ASSIGNED TASK:
Look through the data below. Show each line where the string "EximiousSoft" occurs.

DATASET EXCERPTS:
● ● ●
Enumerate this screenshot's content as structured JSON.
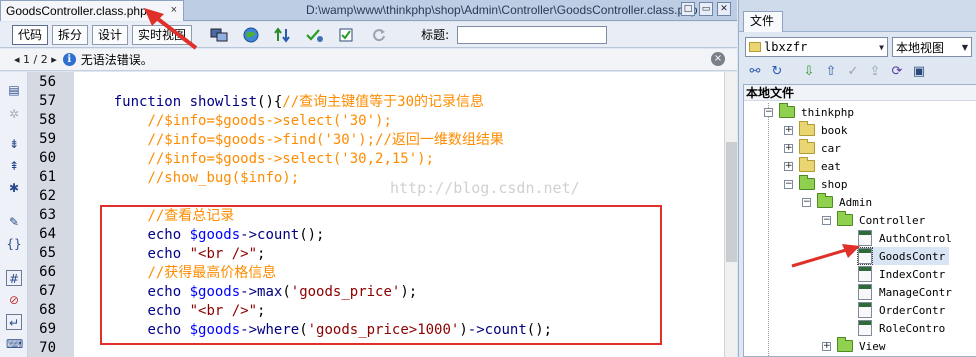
{
  "editor": {
    "tab_title": "GoodsController.class.php",
    "tab_close": "×",
    "file_path": "D:\\wamp\\www\\thinkphp\\shop\\Admin\\Controller\\GoodsController.class.php",
    "window_icons": [
      "□",
      "▭",
      "✕"
    ],
    "toolbar": {
      "buttons": [
        "代码",
        "拆分",
        "设计",
        "实时视图"
      ],
      "active_button": "代码",
      "icons": [
        "multiscreen-icon",
        "globe-icon",
        "transfer-icon",
        "validate-icon",
        "check-icon",
        "refresh-icon"
      ],
      "title_label": "标题:",
      "title_value": ""
    },
    "infobar": {
      "nav": "◂ 1 / 2 ▸",
      "message": "无语法错误。",
      "close": "×"
    },
    "code_lines": [
      {
        "num": "56",
        "text": ""
      },
      {
        "num": "57",
        "text": "function showlist(){//查询主键值等于30的记录信息"
      },
      {
        "num": "58",
        "text": "    //$info=$goods->select('30');"
      },
      {
        "num": "59",
        "text": "    //$info=$goods->find('30');//返回一维数组结果"
      },
      {
        "num": "60",
        "text": "    //$info=$goods->select('30,2,15');"
      },
      {
        "num": "61",
        "text": "    //show_bug($info);"
      },
      {
        "num": "62",
        "text": ""
      },
      {
        "num": "63",
        "text": "    //查看总记录"
      },
      {
        "num": "64",
        "text": "    echo $goods->count();"
      },
      {
        "num": "65",
        "text": "    echo \"<br />\";"
      },
      {
        "num": "66",
        "text": "    //获得最高价格信息"
      },
      {
        "num": "67",
        "text": "    echo $goods->max('goods_price');"
      },
      {
        "num": "68",
        "text": "    echo \"<br />\";"
      },
      {
        "num": "69",
        "text": "    echo $goods->where('goods_price>1000')->count();"
      },
      {
        "num": "70",
        "text": ""
      }
    ],
    "watermark": "http://blog.csdn.net/"
  },
  "files_panel": {
    "tab_title": "文件",
    "site_select": "lbxzfr",
    "view_select": "本地视图",
    "tree_header": "本地文件",
    "tree": [
      {
        "label": "thinkphp",
        "type": "folder",
        "open": true,
        "expander": "−"
      },
      {
        "label": "book",
        "type": "folder",
        "open": false,
        "expander": "+"
      },
      {
        "label": "car",
        "type": "folder",
        "open": false,
        "expander": "+"
      },
      {
        "label": "eat",
        "type": "folder",
        "open": false,
        "expander": "+"
      },
      {
        "label": "shop",
        "type": "folder",
        "open": true,
        "expander": "−"
      },
      {
        "label": "Admin",
        "type": "folder",
        "open": true,
        "expander": "−"
      },
      {
        "label": "Controller",
        "type": "folder",
        "open": true,
        "expander": "−"
      },
      {
        "label": "AuthControl",
        "type": "file"
      },
      {
        "label": "GoodsContr",
        "type": "file",
        "selected": true
      },
      {
        "label": "IndexContr",
        "type": "file"
      },
      {
        "label": "ManageContr",
        "type": "file"
      },
      {
        "label": "OrderContr",
        "type": "file"
      },
      {
        "label": "RoleContro",
        "type": "file"
      },
      {
        "label": "View",
        "type": "folder",
        "open": true,
        "expander": "+"
      }
    ]
  },
  "colors": {
    "keyword": "#00008b",
    "comment": "#ff8c00",
    "variable": "#0000ff",
    "string": "#8b0000",
    "annotation": "#e0302a",
    "gutter": "#d4d9e2"
  }
}
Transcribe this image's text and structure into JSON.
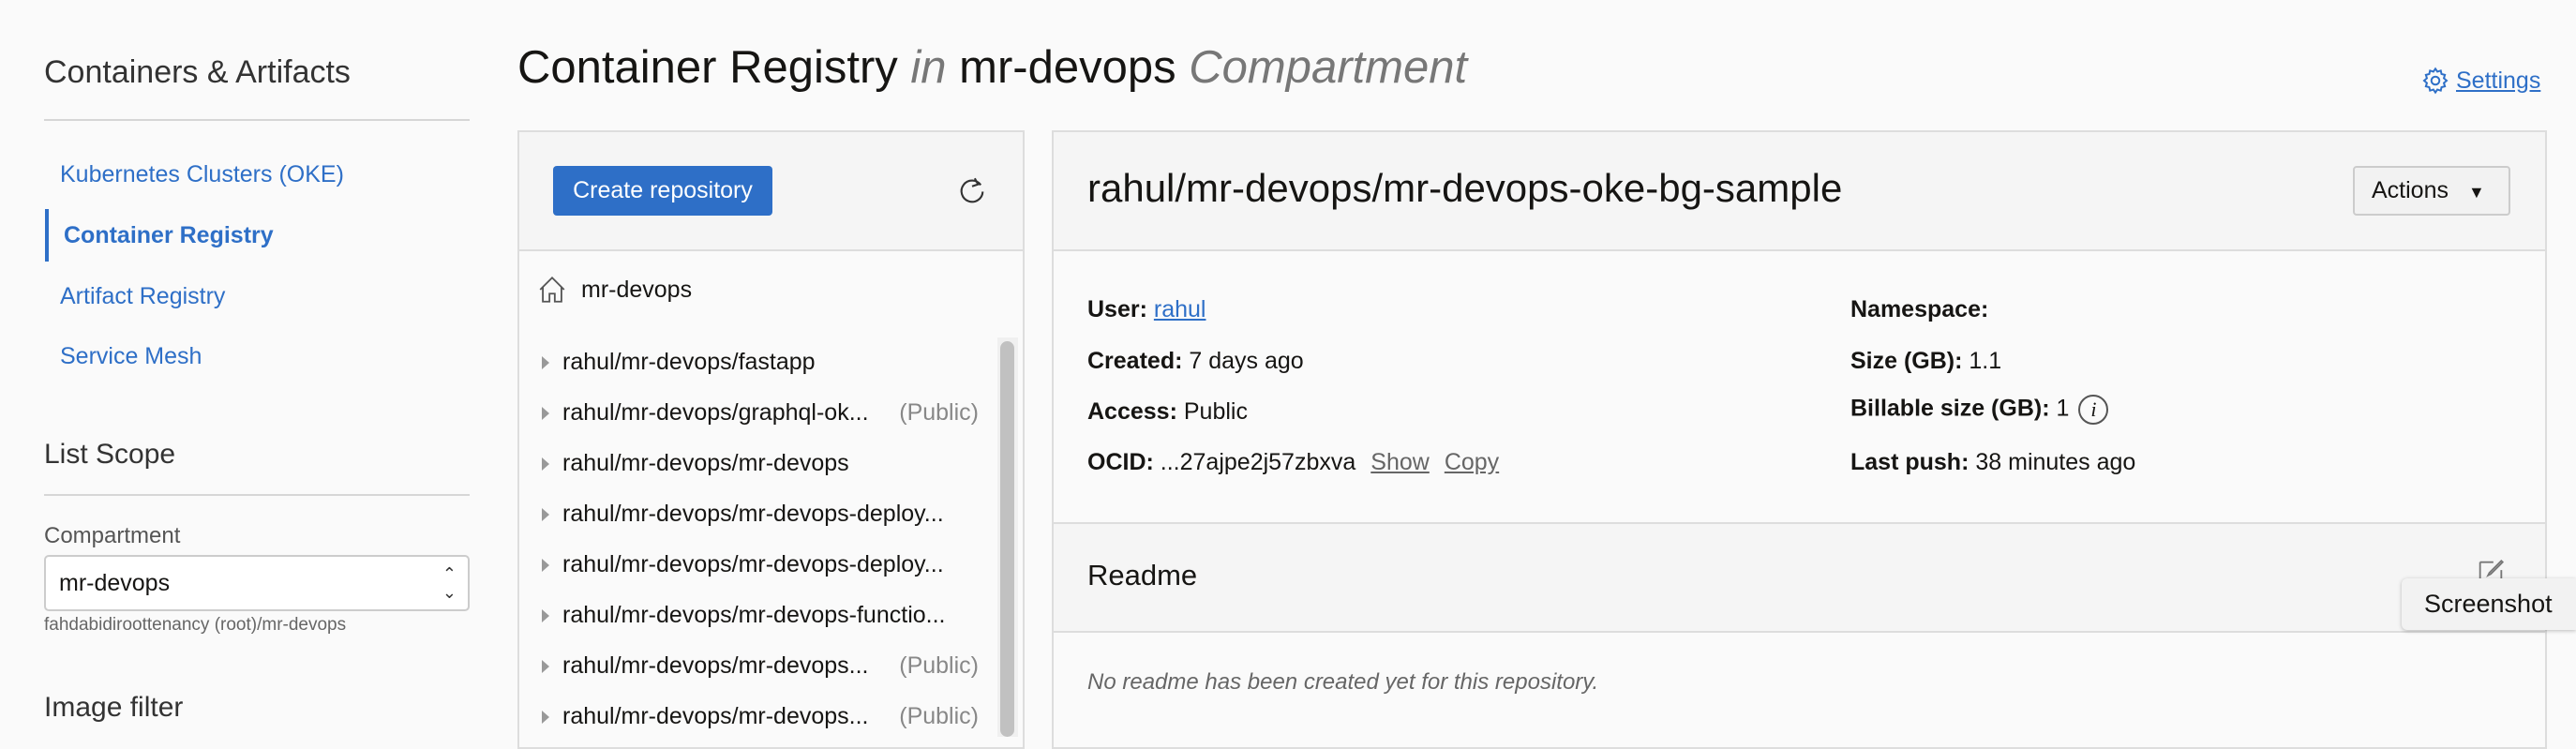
{
  "sidebar": {
    "title": "Containers & Artifacts",
    "items": [
      {
        "label": "Kubernetes Clusters (OKE)",
        "active": false
      },
      {
        "label": "Container Registry",
        "active": true
      },
      {
        "label": "Artifact Registry",
        "active": false
      },
      {
        "label": "Service Mesh",
        "active": false
      }
    ],
    "list_scope": {
      "title": "List Scope",
      "compartment_label": "Compartment",
      "compartment_value": "mr-devops",
      "compartment_path": "fahdabidiroottenancy (root)/mr-devops"
    },
    "image_filter_title": "Image filter"
  },
  "header": {
    "title_main": "Container Registry",
    "title_in": "in",
    "title_compartment": "mr-devops",
    "title_suffix": "Compartment",
    "settings_label": "Settings"
  },
  "repo_list": {
    "create_label": "Create repository",
    "root": "mr-devops",
    "items": [
      {
        "name": "rahul/mr-devops/fastapp",
        "badge": ""
      },
      {
        "name": "rahul/mr-devops/graphql-ok...",
        "badge": "(Public)"
      },
      {
        "name": "rahul/mr-devops/mr-devops",
        "badge": ""
      },
      {
        "name": "rahul/mr-devops/mr-devops-deploy...",
        "badge": ""
      },
      {
        "name": "rahul/mr-devops/mr-devops-deploy...",
        "badge": ""
      },
      {
        "name": "rahul/mr-devops/mr-devops-functio...",
        "badge": ""
      },
      {
        "name": "rahul/mr-devops/mr-devops...",
        "badge": "(Public)"
      },
      {
        "name": "rahul/mr-devops/mr-devops...",
        "badge": "(Public)"
      }
    ]
  },
  "detail": {
    "title": "rahul/mr-devops/mr-devops-oke-bg-sample",
    "actions_label": "Actions",
    "user_label": "User:",
    "user_value": "rahul",
    "created_label": "Created:",
    "created_value": "7 days ago",
    "access_label": "Access:",
    "access_value": "Public",
    "ocid_label": "OCID:",
    "ocid_value": "...27ajpe2j57zbxva",
    "show_label": "Show",
    "copy_label": "Copy",
    "namespace_label": "Namespace:",
    "size_label": "Size (GB):",
    "size_value": "1.1",
    "billable_label": "Billable size (GB):",
    "billable_value": "1",
    "last_push_label": "Last push:",
    "last_push_value": "38 minutes ago",
    "readme_title": "Readme",
    "readme_empty": "No readme has been created yet for this repository."
  },
  "tooltip": "Screenshot",
  "colors": {
    "accent": "#2e6fc7"
  }
}
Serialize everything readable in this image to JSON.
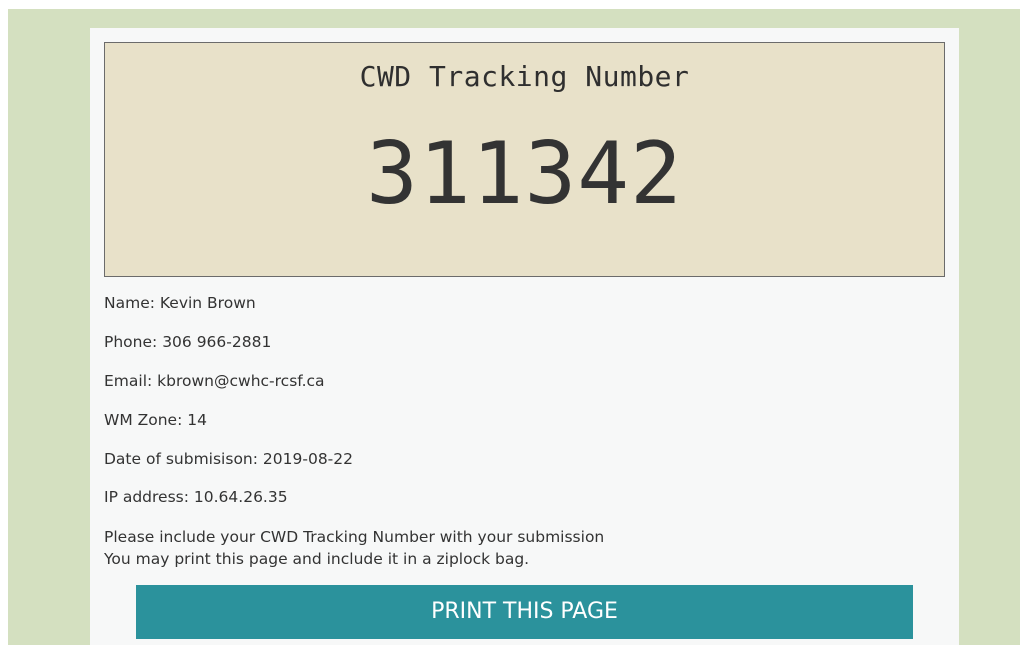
{
  "tracking": {
    "title": "CWD Tracking Number",
    "number": "311342"
  },
  "details": {
    "name_label": "Name:",
    "name_value": "Kevin Brown",
    "phone_label": "Phone:",
    "phone_value": "306 966-2881",
    "email_label": "Email:",
    "email_value": "kbrown@cwhc-rcsf.ca",
    "zone_label": "WM Zone:",
    "zone_value": "14",
    "date_label": "Date of submisison:",
    "date_value": "2019-08-22",
    "ip_label": "IP address:",
    "ip_value": "10.64.26.35"
  },
  "note": {
    "line1": "Please include your CWD Tracking Number with your submission",
    "line2": "You may print this page and include it in a ziplock bag."
  },
  "actions": {
    "print_label": "PRINT THIS PAGE"
  },
  "colors": {
    "outer_background": "#d4e0c0",
    "card_background": "#f7f8f8",
    "tracking_box_background": "#e8e1c9",
    "button_background": "#2b929c",
    "button_text": "#ffffff"
  }
}
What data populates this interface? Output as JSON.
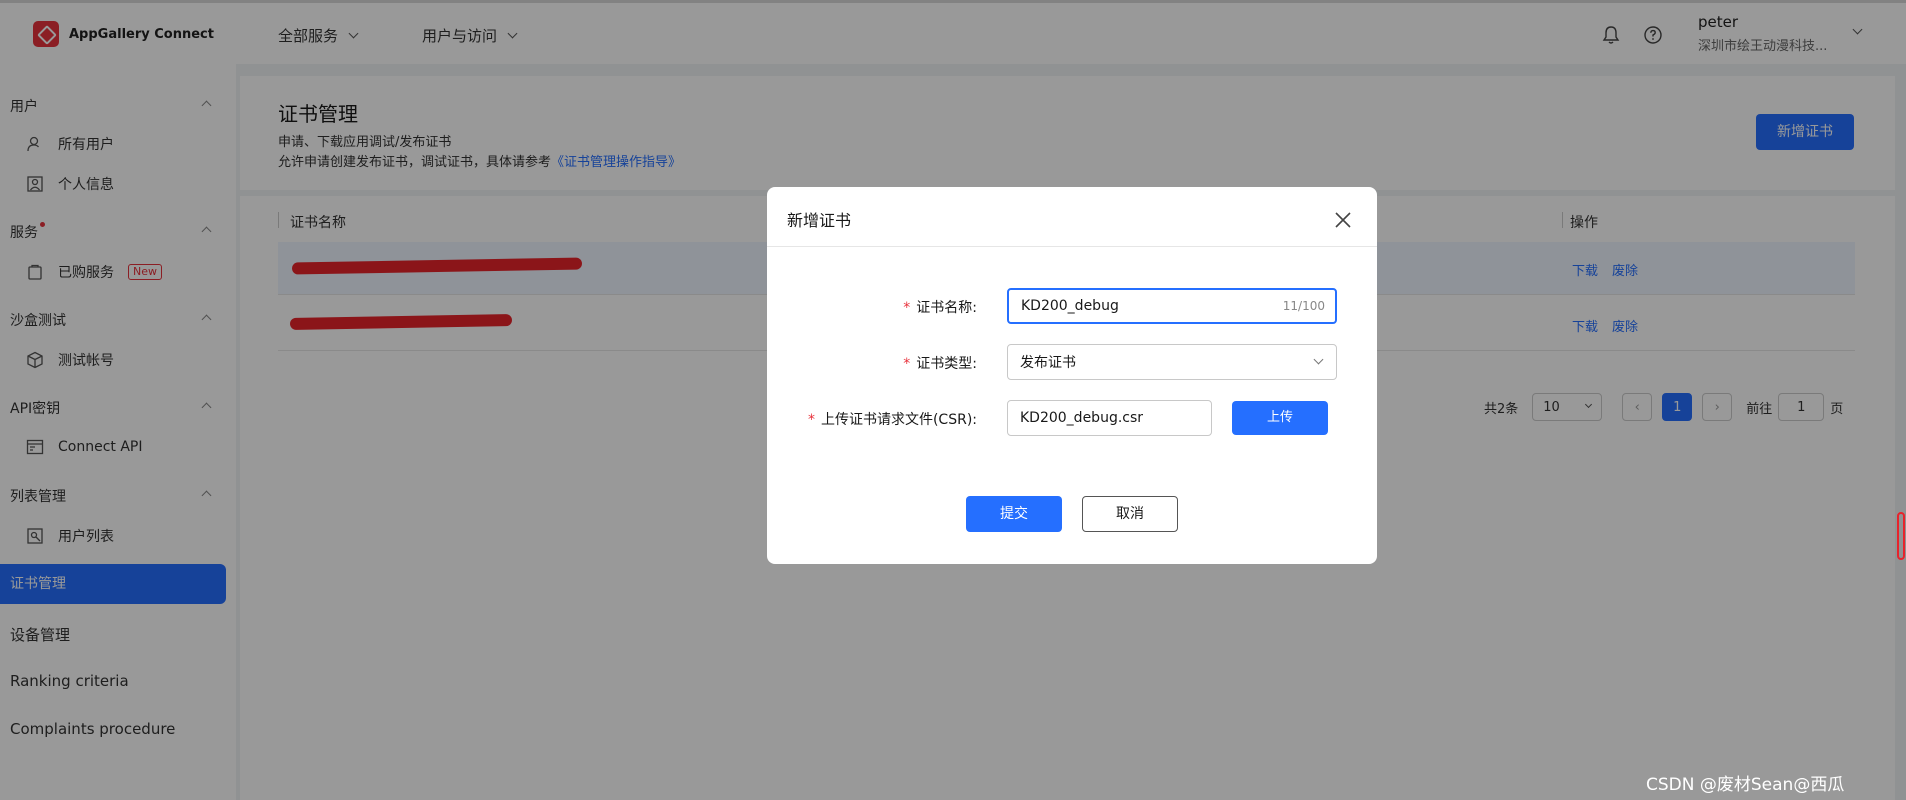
{
  "app": {
    "name": "AppGallery Connect"
  },
  "topnav": {
    "all_services": "全部服务",
    "users_access": "用户与访问"
  },
  "user": {
    "name": "peter",
    "org": "深圳市绘王动漫科技..."
  },
  "sidebar": {
    "sections": [
      {
        "label": "用户",
        "items": [
          "所有用户",
          "个人信息"
        ]
      },
      {
        "label": "服务",
        "items": [
          "已购服务"
        ],
        "badge": "New"
      },
      {
        "label": "沙盒测试",
        "items": [
          "测试帐号"
        ]
      },
      {
        "label": "API密钥",
        "items": [
          "Connect API"
        ]
      },
      {
        "label": "列表管理",
        "items": [
          "用户列表"
        ]
      }
    ],
    "active": "证书管理",
    "flat_items": [
      "设备管理",
      "Ranking criteria",
      "Complaints procedure"
    ]
  },
  "page": {
    "title": "证书管理",
    "subtitle": "申请、下载应用调试/发布证书",
    "desc_prefix": "允许申请创建发布证书，调试证书，具体请参考",
    "desc_link": "《证书管理操作指导》",
    "add_button": "新增证书"
  },
  "table": {
    "columns": {
      "name": "证书名称",
      "actions": "操作"
    },
    "row_actions": {
      "download": "下载",
      "revoke": "废除"
    },
    "pagination": {
      "total": "共2条",
      "page_size": "10",
      "current_page": "1",
      "goto_prefix": "前往",
      "goto_value": "1",
      "goto_suffix": "页"
    }
  },
  "dialog": {
    "title": "新增证书",
    "name_label": "证书名称:",
    "name_value": "KD200_debug",
    "name_counter": "11/100",
    "type_label": "证书类型:",
    "type_value": "发布证书",
    "csr_label": "上传证书请求文件(CSR):",
    "csr_value": "KD200_debug.csr",
    "upload_button": "上传",
    "submit_button": "提交",
    "cancel_button": "取消"
  },
  "watermark": "CSDN @废材Sean@西瓜",
  "colors": {
    "primary": "#256fff",
    "danger": "#e8323c"
  }
}
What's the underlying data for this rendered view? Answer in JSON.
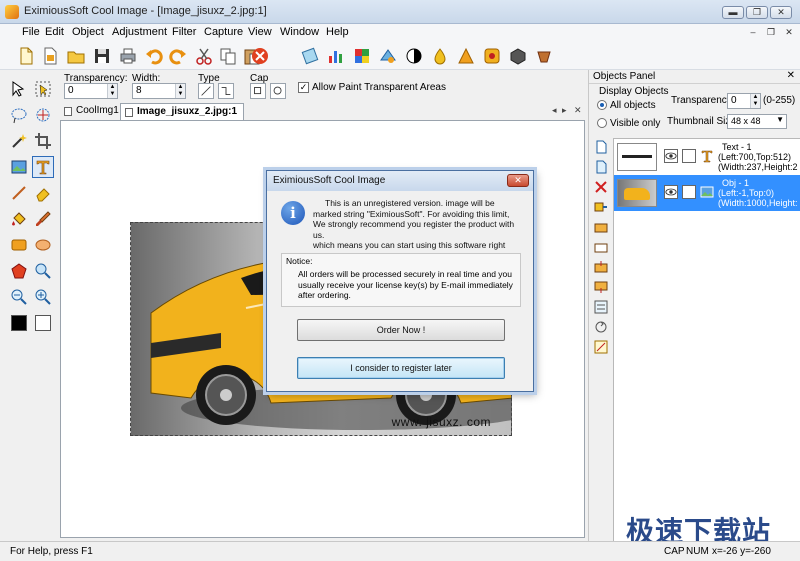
{
  "window": {
    "title": "EximiousSoft Cool Image - [Image_jisuxz_2.jpg:1]",
    "controls": {
      "minimize": "▬",
      "restore": "❐",
      "close": "✕"
    }
  },
  "menubar": {
    "items": [
      "File",
      "Edit",
      "Object",
      "Adjustment",
      "Filter",
      "Capture",
      "View",
      "Window",
      "Help"
    ],
    "mdi_controls": [
      "–",
      "❐",
      "✕"
    ]
  },
  "properties": {
    "transparency_label": "Transparency:",
    "transparency_value": "0",
    "width_label": "Width:",
    "width_value": "8",
    "type_label": "Type",
    "cap_label": "Cap",
    "allow_paint_label": "Allow Paint Transparent Areas",
    "allow_paint_checked": "✓"
  },
  "tabs": [
    {
      "label": "CoolImg1"
    },
    {
      "label": "Image_jisuxz_2.jpg:1"
    }
  ],
  "tab_nav": {
    "left": "◂",
    "right": "▸",
    "close": "✕"
  },
  "canvas": {
    "watermark": "www. jisuxz. com"
  },
  "dialog": {
    "title": "EximiousSoft Cool Image",
    "close": "✕",
    "icon_glyph": "i",
    "message_1": "This is an unregistered version. image will be marked string \"EximiousSoft\". For avoiding this limit, We strongly recommend you register the product with us.",
    "message_2": "which means you can start using this software right after ordering a license -no trouble, no limit.",
    "notice_title": "Notice:",
    "notice_body": "All orders will be processed securely in real time and you usually receive your license key(s) by E-mail immediately after ordering.",
    "order_button": "Order Now !",
    "later_button": "I consider to register later"
  },
  "objects_panel": {
    "title": "Objects Panel",
    "close": "✕",
    "display_objects_label": "Display Objects",
    "all_objects_label": "All objects",
    "visible_only_label": "Visible only",
    "transparency_label": "Transparency:",
    "transparency_value": "0",
    "transparency_range": "(0-255)",
    "thumbnail_size_label": "Thumbnail Size:",
    "thumbnail_size_value": "48 x 48",
    "objects": [
      {
        "line1": "Text - 1",
        "line2": "(Left:700,Top:512)",
        "line3": "(Width:237,Height:2"
      },
      {
        "line1": "Obj - 1",
        "line2": "(Left:-1,Top:0)",
        "line3": "(Width:1000,Height:"
      }
    ]
  },
  "statusbar": {
    "help": "For Help, press F1",
    "cap": "CAP",
    "num": "NUM",
    "coords": "x=-26  y=-260"
  },
  "corner_watermark": "极速下载站",
  "colors": {
    "accent": "#3390ff",
    "title_bar": "#c9d8ea",
    "car_yellow": "#f2b21c"
  }
}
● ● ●
ANSWER FOR THIS EXERCISE:
    "title": "EximiousSoft Cool Image - [Image_jisuxz_2.jpg:1]",
    "title": "EximiousSoft Cool Image",
    "message_1": "This is an unregistered version. image will be marked string \"EximiousSoft\". For avoiding this limit, We strongly recommend you register the product with us.",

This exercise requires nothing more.